─── Input data

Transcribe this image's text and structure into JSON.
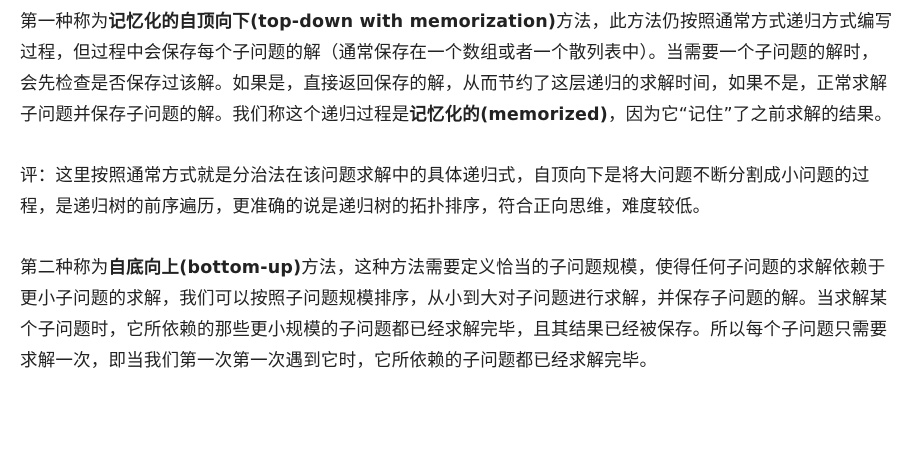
{
  "paragraphs": {
    "p1": {
      "t1": "第一种称为",
      "b1": "记忆化的自顶向下(top-down with memorization)",
      "t2": "方法，此方法仍按照通常方式递归方式编写过程，但过程中会保存每个子问题的解（通常保存在一个数组或者一个散列表中）。当需要一个子问题的解时，会先检查是否保存过该解。如果是，直接返回保存的解，从而节约了这层递归的求解时间，如果不是，正常求解子问题并保存子问题的解。我们称这个递归过程是",
      "b2": "记忆化的(memorized)",
      "t3": "，因为它“记住”了之前求解的结果。"
    },
    "p2": {
      "t1": "评：这里按照通常方式就是分治法在该问题求解中的具体递归式，自顶向下是将大问题不断分割成小问题的过程，是递归树的前序遍历，更准确的说是递归树的拓扑排序，符合正向思维，难度较低。"
    },
    "p3": {
      "t1": "第二种称为",
      "b1": "自底向上(bottom-up)",
      "t2": "方法，这种方法需要定义恰当的子问题规模，使得任何子问题的求解依赖于更小子问题的求解，我们可以按照子问题规模排序，从小到大对子问题进行求解，并保存子问题的解。当求解某个子问题时，它所依赖的那些更小规模的子问题都已经求解完毕，且其结果已经被保存。所以每个子问题只需要求解一次，即当我们第一次第一次遇到它时，它所依赖的子问题都已经求解完毕。"
    }
  }
}
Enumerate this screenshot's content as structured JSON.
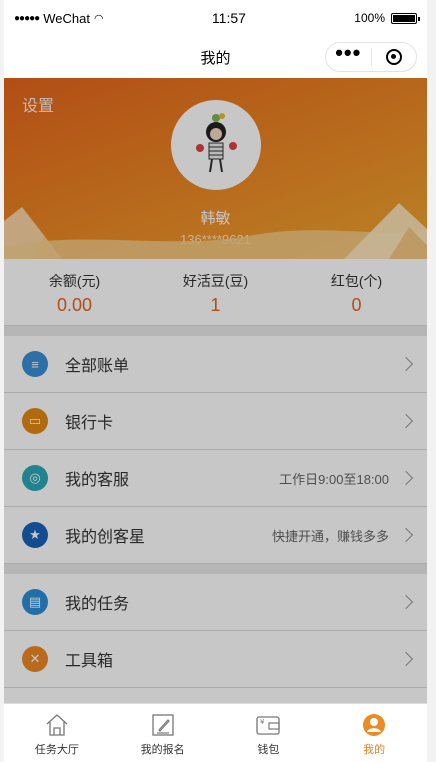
{
  "status": {
    "carrier": "WeChat",
    "time": "11:57",
    "battery": "100%"
  },
  "nav": {
    "title": "我的"
  },
  "header": {
    "settings": "设置",
    "username": "韩敏",
    "phone": "136****9621"
  },
  "stats": [
    {
      "label": "余额(元)",
      "value": "0.00"
    },
    {
      "label": "好活豆(豆)",
      "value": "1"
    },
    {
      "label": "红包(个)",
      "value": "0"
    }
  ],
  "menu": [
    {
      "label": "全部账单",
      "hint": "",
      "icon": "bill-icon",
      "color": "#3a8fd6"
    },
    {
      "label": "银行卡",
      "hint": "",
      "icon": "bank-card-icon",
      "color": "#e08a12"
    },
    {
      "label": "我的客服",
      "hint": "工作日9:00至18:00",
      "icon": "headset-icon",
      "color": "#2aa8b8"
    },
    {
      "label": "我的创客星",
      "hint": "快捷开通，赚钱多多",
      "icon": "star-person-icon",
      "color": "#1a63b8"
    },
    {
      "label": "我的任务",
      "hint": "",
      "icon": "task-icon",
      "color": "#2c8fd8"
    },
    {
      "label": "工具箱",
      "hint": "",
      "icon": "toolbox-icon",
      "color": "#ec8a25"
    }
  ],
  "tabs": [
    {
      "label": "任务大厅",
      "icon": "home-icon"
    },
    {
      "label": "我的报名",
      "icon": "edit-icon"
    },
    {
      "label": "钱包",
      "icon": "wallet-icon"
    },
    {
      "label": "我的",
      "icon": "user-icon"
    }
  ],
  "colors": {
    "accent": "#e5641c",
    "active_tab": "#e5821c"
  }
}
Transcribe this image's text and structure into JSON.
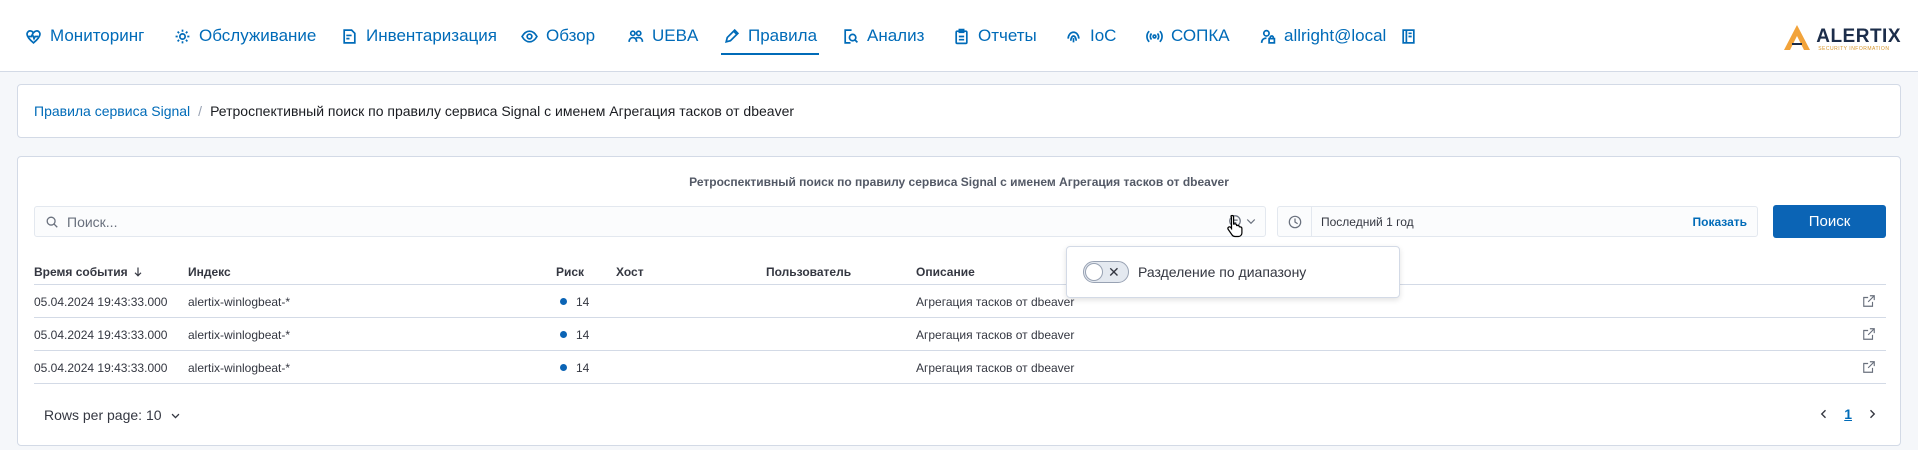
{
  "nav": {
    "items": [
      {
        "label": "Мониторинг",
        "icon": "heart-pulse-icon"
      },
      {
        "label": "Обслуживание",
        "icon": "gear-icon"
      },
      {
        "label": "Инвентаризация",
        "icon": "edit-document-icon"
      },
      {
        "label": "Обзор",
        "icon": "eye-icon"
      },
      {
        "label": "UEBA",
        "icon": "users-icon"
      },
      {
        "label": "Правила",
        "icon": "pencil-icon",
        "active": true
      },
      {
        "label": "Анализ",
        "icon": "magnifier-document-icon"
      },
      {
        "label": "Отчеты",
        "icon": "clipboard-icon"
      },
      {
        "label": "IoC",
        "icon": "fingerprint-icon"
      },
      {
        "label": "СОПКА",
        "icon": "broadcast-icon"
      },
      {
        "label": "allright@local",
        "icon": "user-lock-icon"
      }
    ],
    "extra_icon": "book-icon",
    "accent_color": "#006bb8"
  },
  "logo": {
    "text": "ALERTIX",
    "subtext": "SECURITY INFORMATION"
  },
  "breadcrumb": {
    "link": "Правила сервиса Signal",
    "current": "Ретроспективный поиск по правилу сервиса Signal с именем Агрегация тасков от dbeaver"
  },
  "card": {
    "title": "Ретроспективный поиск по правилу сервиса Signal с именем Агрегация тасков от dbeaver"
  },
  "search": {
    "placeholder": "Поиск...",
    "value": ""
  },
  "time": {
    "label": "Последний 1 год",
    "show_label": "Показать"
  },
  "search_button": {
    "label": "Поиск",
    "color": "#0b64b5"
  },
  "table": {
    "columns": [
      "Время события",
      "Индекс",
      "Риск",
      "Хост",
      "Пользователь",
      "Описание"
    ],
    "rows": [
      {
        "time": "05.04.2024 19:43:33.000",
        "index": "alertix-winlogbeat-*",
        "risk": "14",
        "host": "",
        "user": "",
        "description": "Агрегация тасков от dbeaver"
      },
      {
        "time": "05.04.2024 19:43:33.000",
        "index": "alertix-winlogbeat-*",
        "risk": "14",
        "host": "",
        "user": "",
        "description": "Агрегация тасков от dbeaver"
      },
      {
        "time": "05.04.2024 19:43:33.000",
        "index": "alertix-winlogbeat-*",
        "risk": "14",
        "host": "",
        "user": "",
        "description": "Агрегация тасков от dbeaver"
      }
    ]
  },
  "pagination": {
    "rows_per_page": "Rows per page: 10",
    "current_page": "1"
  },
  "popover": {
    "toggle_label": "Разделение по диапазону",
    "toggle_on": false
  }
}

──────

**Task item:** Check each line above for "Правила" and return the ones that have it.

**Task answer:**
        "label": "Правила",
    "link": "Правила сервиса Signal",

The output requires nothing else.